For now, it’s only rolling out to Android phones in the U.S. But it will let Waze app users ask the navigation app to do things by uttering the prompt phrase: “Hey Google.” For instance, say, “Hey Google, report traffic,” or “Hey Google, avoid tolls,” and the Waze app will respond.
“Many of your favorite Waze features, like reporting traffic, pinpointing a pothole or checking for alternate routes, can also be accessed simply by using your voice,” Google said in a Monday blog post.
Waze, which Google acquired in 2013, already has voice commands. But to access them, you must turn on the feature and use the prompt “Ok Waze.”
Google Assistant, on the other hand, has been designed as a voice assistant to control all kinds of features across a smartphone. This includes the ability to play music, make phone calls, send text messages, and pull up driving directions on the competing Google Maps app. So today’s change should make it easier to use Waze alongside other Google services with only your voice.
“Your Google Assistant will help keep you connected, informed and minimize distractions while you’re on the go, so you can keep your hands on the wheel and your eyes on the road,” the company said.
The Google Assistant support is first coming to Android phones in English. No word on iOS availability. For more tips on how to get the most out of Waze, consult our guide.
Google just added yet another reason to never have to leave its services.
The company is now adding food delivery to the lineup of things you can do directly in Maps and Search without switching to a separate app. Now, when you search for restaurants in either Maps or Search, you can place an order with a new “Order Online” button.
In some ways, it’s similar to the way Google added rideshare services to Google Maps. Like those integrations, you can get a look at multiple delivery services available for each restaurant, along with info about relevant delivery fees. The feature will include DoorDash, Postmates, Delivery.com, Slice, and ChowNow to start, with more services being added in the future.

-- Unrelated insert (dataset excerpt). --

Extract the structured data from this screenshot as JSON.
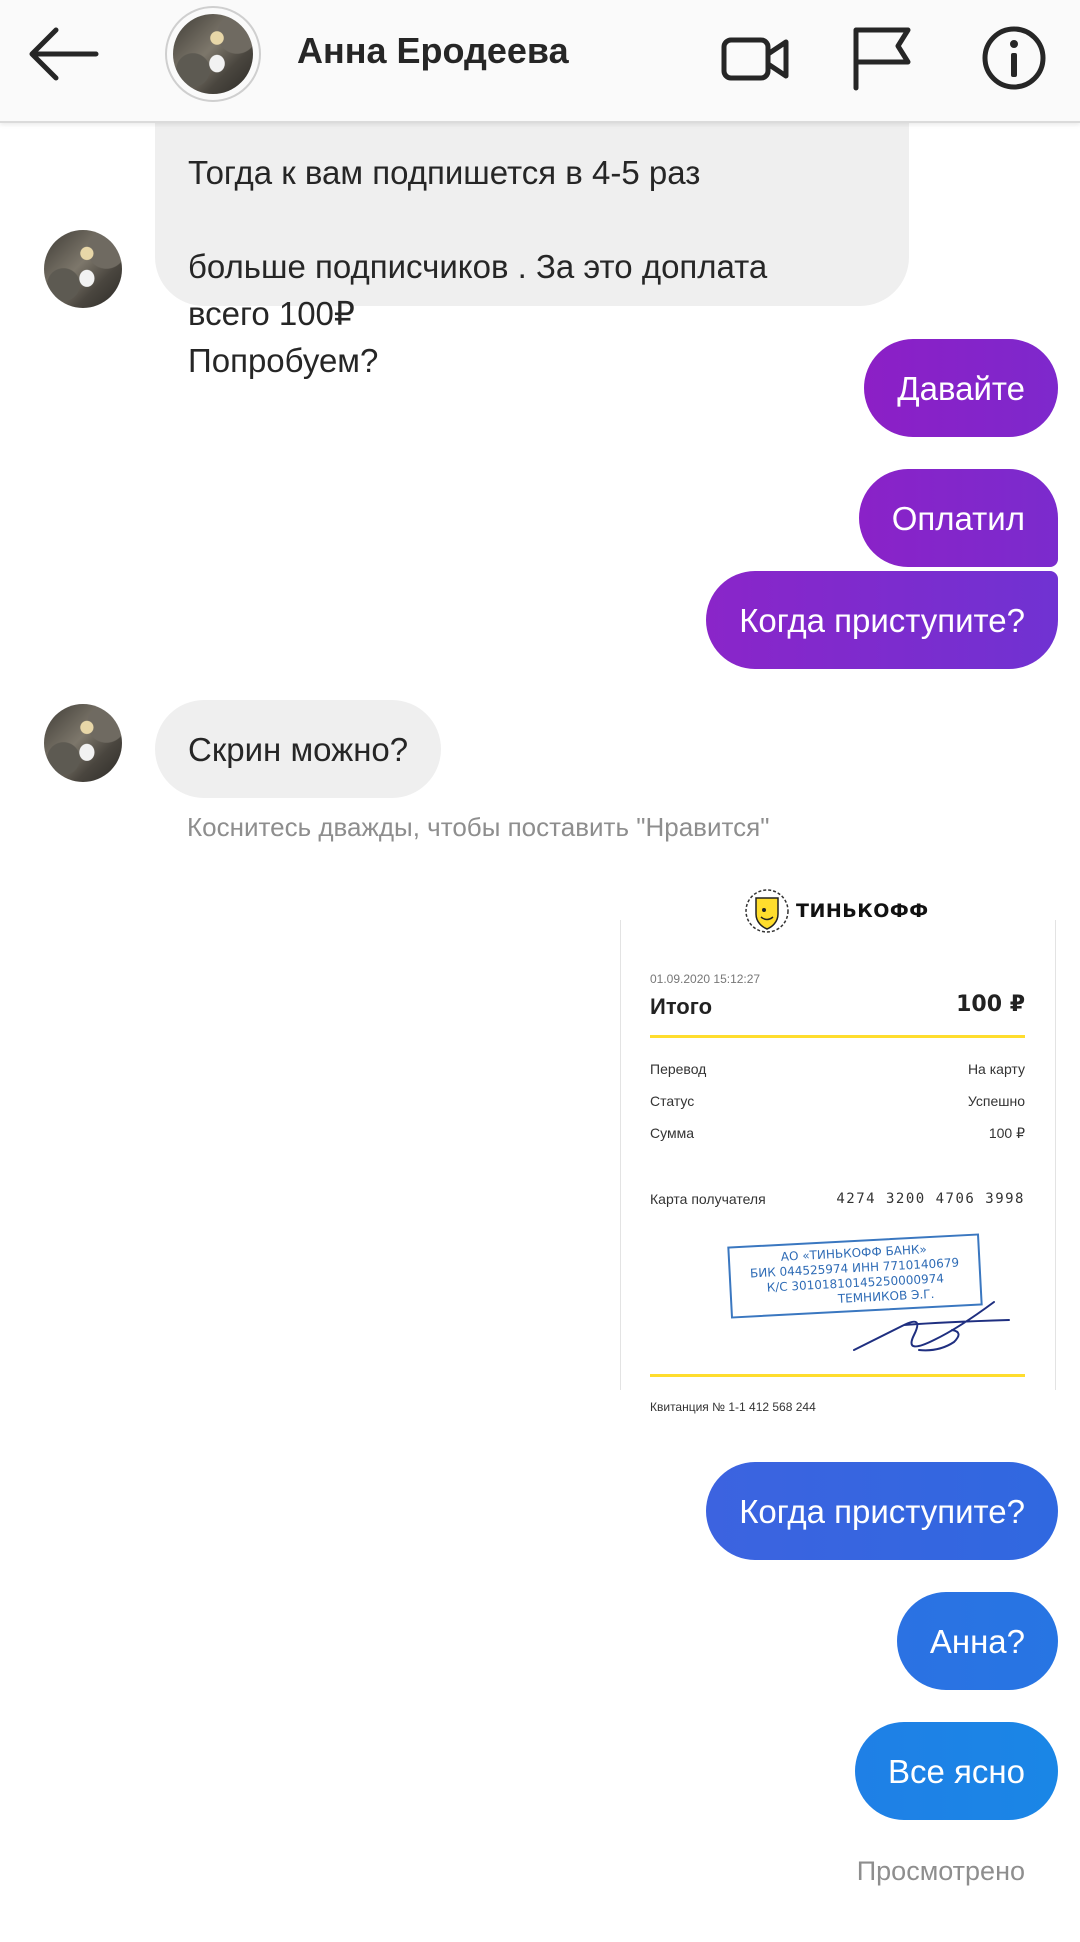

But while you still need to switch apps directly to hail a ride, you can actually complete your full order without leaving Maps or Search. (Payment will be handled in the app via Google Pay.)
The company is also adding food delivery to its Assistant app, so you can place orders with your voice, or re-order a previous meal. Google says the Assistant functionality is limited to its mobile app for now. Butt it seems like a feature it could eventually bring to its smart speakers, especially now that Google is opening up more functionality of its smart displays to third-parties.
May 23, 2019 / Comments Off on Google adds food delivery to Maps and search results